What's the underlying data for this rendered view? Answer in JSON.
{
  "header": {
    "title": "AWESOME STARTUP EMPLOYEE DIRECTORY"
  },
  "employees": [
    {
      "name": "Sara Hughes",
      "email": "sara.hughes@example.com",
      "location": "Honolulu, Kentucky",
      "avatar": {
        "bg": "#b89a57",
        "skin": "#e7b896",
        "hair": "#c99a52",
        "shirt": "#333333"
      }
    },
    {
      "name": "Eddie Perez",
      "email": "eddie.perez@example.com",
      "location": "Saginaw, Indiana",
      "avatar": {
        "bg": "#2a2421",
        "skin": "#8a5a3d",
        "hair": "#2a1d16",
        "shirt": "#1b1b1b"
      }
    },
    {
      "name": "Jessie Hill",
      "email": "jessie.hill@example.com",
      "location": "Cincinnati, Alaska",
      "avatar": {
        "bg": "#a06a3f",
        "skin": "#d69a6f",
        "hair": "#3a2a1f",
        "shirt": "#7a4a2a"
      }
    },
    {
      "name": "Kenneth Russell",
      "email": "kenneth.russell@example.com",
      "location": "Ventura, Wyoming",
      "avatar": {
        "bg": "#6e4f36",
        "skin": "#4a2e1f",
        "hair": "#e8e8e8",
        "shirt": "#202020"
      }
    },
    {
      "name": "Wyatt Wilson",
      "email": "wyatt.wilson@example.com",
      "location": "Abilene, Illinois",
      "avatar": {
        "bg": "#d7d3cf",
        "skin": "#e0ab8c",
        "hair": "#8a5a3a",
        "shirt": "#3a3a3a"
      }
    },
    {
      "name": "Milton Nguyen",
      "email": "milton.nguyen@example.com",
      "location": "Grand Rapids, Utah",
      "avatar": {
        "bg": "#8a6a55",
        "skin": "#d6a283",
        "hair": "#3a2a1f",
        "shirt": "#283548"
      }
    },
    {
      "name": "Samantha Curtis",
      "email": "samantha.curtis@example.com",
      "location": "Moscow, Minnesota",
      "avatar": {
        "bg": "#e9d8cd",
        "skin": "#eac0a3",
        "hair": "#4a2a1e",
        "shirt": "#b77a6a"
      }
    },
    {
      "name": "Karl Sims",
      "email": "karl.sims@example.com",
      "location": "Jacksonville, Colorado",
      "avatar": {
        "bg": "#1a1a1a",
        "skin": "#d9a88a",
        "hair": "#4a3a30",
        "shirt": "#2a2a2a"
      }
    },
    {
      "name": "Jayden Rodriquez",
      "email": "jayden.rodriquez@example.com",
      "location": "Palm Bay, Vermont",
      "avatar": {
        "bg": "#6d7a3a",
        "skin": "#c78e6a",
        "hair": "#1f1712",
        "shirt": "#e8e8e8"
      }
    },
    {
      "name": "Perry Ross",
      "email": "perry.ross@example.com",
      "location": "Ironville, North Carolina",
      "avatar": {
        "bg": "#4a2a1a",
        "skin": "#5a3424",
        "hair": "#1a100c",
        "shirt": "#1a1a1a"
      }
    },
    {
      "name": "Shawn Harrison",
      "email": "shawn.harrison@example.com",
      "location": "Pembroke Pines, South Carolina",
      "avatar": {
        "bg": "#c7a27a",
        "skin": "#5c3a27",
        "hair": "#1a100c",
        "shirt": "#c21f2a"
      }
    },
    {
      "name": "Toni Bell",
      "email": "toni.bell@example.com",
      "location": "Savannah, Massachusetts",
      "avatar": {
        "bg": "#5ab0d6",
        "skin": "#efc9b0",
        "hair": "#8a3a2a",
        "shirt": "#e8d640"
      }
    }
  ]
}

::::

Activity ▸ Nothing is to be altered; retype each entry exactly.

Response to this task ▸
What's the underlying data for this rendered view? Answer in JSON.
{
  "header": {
    "title": "AWESOME STARTUP EMPLOYEE DIRECTORY"
  },
  "employees": [
    {
      "name": "Sara Hughes",
      "email": "sara.hughes@example.com",
      "location": "Honolulu, Kentucky",
      "avatar": {
        "bg": "#b89a57",
        "skin": "#e7b896",
        "hair": "#c99a52",
        "shirt": "#333333"
      }
    },
    {
      "name": "Eddie Perez",
      "email": "eddie.perez@example.com",
      "location": "Saginaw, Indiana",
      "avatar": {
        "bg": "#2a2421",
        "skin": "#8a5a3d",
        "hair": "#2a1d16",
        "shirt": "#1b1b1b"
      }
    },
    {
      "name": "Jessie Hill",
      "email": "jessie.hill@example.com",
      "location": "Cincinnati, Alaska",
      "avatar": {
        "bg": "#a06a3f",
        "skin": "#d69a6f",
        "hair": "#3a2a1f",
        "shirt": "#7a4a2a"
      }
    },
    {
      "name": "Kenneth Russell",
      "email": "kenneth.russell@example.com",
      "location": "Ventura, Wyoming",
      "avatar": {
        "bg": "#6e4f36",
        "skin": "#4a2e1f",
        "hair": "#e8e8e8",
        "shirt": "#202020"
      }
    },
    {
      "name": "Wyatt Wilson",
      "email": "wyatt.wilson@example.com",
      "location": "Abilene, Illinois",
      "avatar": {
        "bg": "#d7d3cf",
        "skin": "#e0ab8c",
        "hair": "#8a5a3a",
        "shirt": "#3a3a3a"
      }
    },
    {
      "name": "Milton Nguyen",
      "email": "milton.nguyen@example.com",
      "location": "Grand Rapids, Utah",
      "avatar": {
        "bg": "#8a6a55",
        "skin": "#d6a283",
        "hair": "#3a2a1f",
        "shirt": "#283548"
      }
    },
    {
      "name": "Samantha Curtis",
      "email": "samantha.curtis@example.com",
      "location": "Moscow, Minnesota",
      "avatar": {
        "bg": "#e9d8cd",
        "skin": "#eac0a3",
        "hair": "#4a2a1e",
        "shirt": "#b77a6a"
      }
    },
    {
      "name": "Karl Sims",
      "email": "karl.sims@example.com",
      "location": "Jacksonville, Colorado",
      "avatar": {
        "bg": "#1a1a1a",
        "skin": "#d9a88a",
        "hair": "#4a3a30",
        "shirt": "#2a2a2a"
      }
    },
    {
      "name": "Jayden Rodriquez",
      "email": "jayden.rodriquez@example.com",
      "location": "Palm Bay, Vermont",
      "avatar": {
        "bg": "#6d7a3a",
        "skin": "#c78e6a",
        "hair": "#1f1712",
        "shirt": "#e8e8e8"
      }
    },
    {
      "name": "Perry Ross",
      "email": "perry.ross@example.com",
      "location": "Ironville, North Carolina",
      "avatar": {
        "bg": "#4a2a1a",
        "skin": "#5a3424",
        "hair": "#1a100c",
        "shirt": "#1a1a1a"
      }
    },
    {
      "name": "Shawn Harrison",
      "email": "shawn.harrison@example.com",
      "location": "Pembroke Pines, South Carolina",
      "avatar": {
        "bg": "#c7a27a",
        "skin": "#5c3a27",
        "hair": "#1a100c",
        "shirt": "#c21f2a"
      }
    },
    {
      "name": "Toni Bell",
      "email": "toni.bell@example.com",
      "location": "Savannah, Massachusetts",
      "avatar": {
        "bg": "#5ab0d6",
        "skin": "#efc9b0",
        "hair": "#8a3a2a",
        "shirt": "#e8d640"
      }
    }
  ]
}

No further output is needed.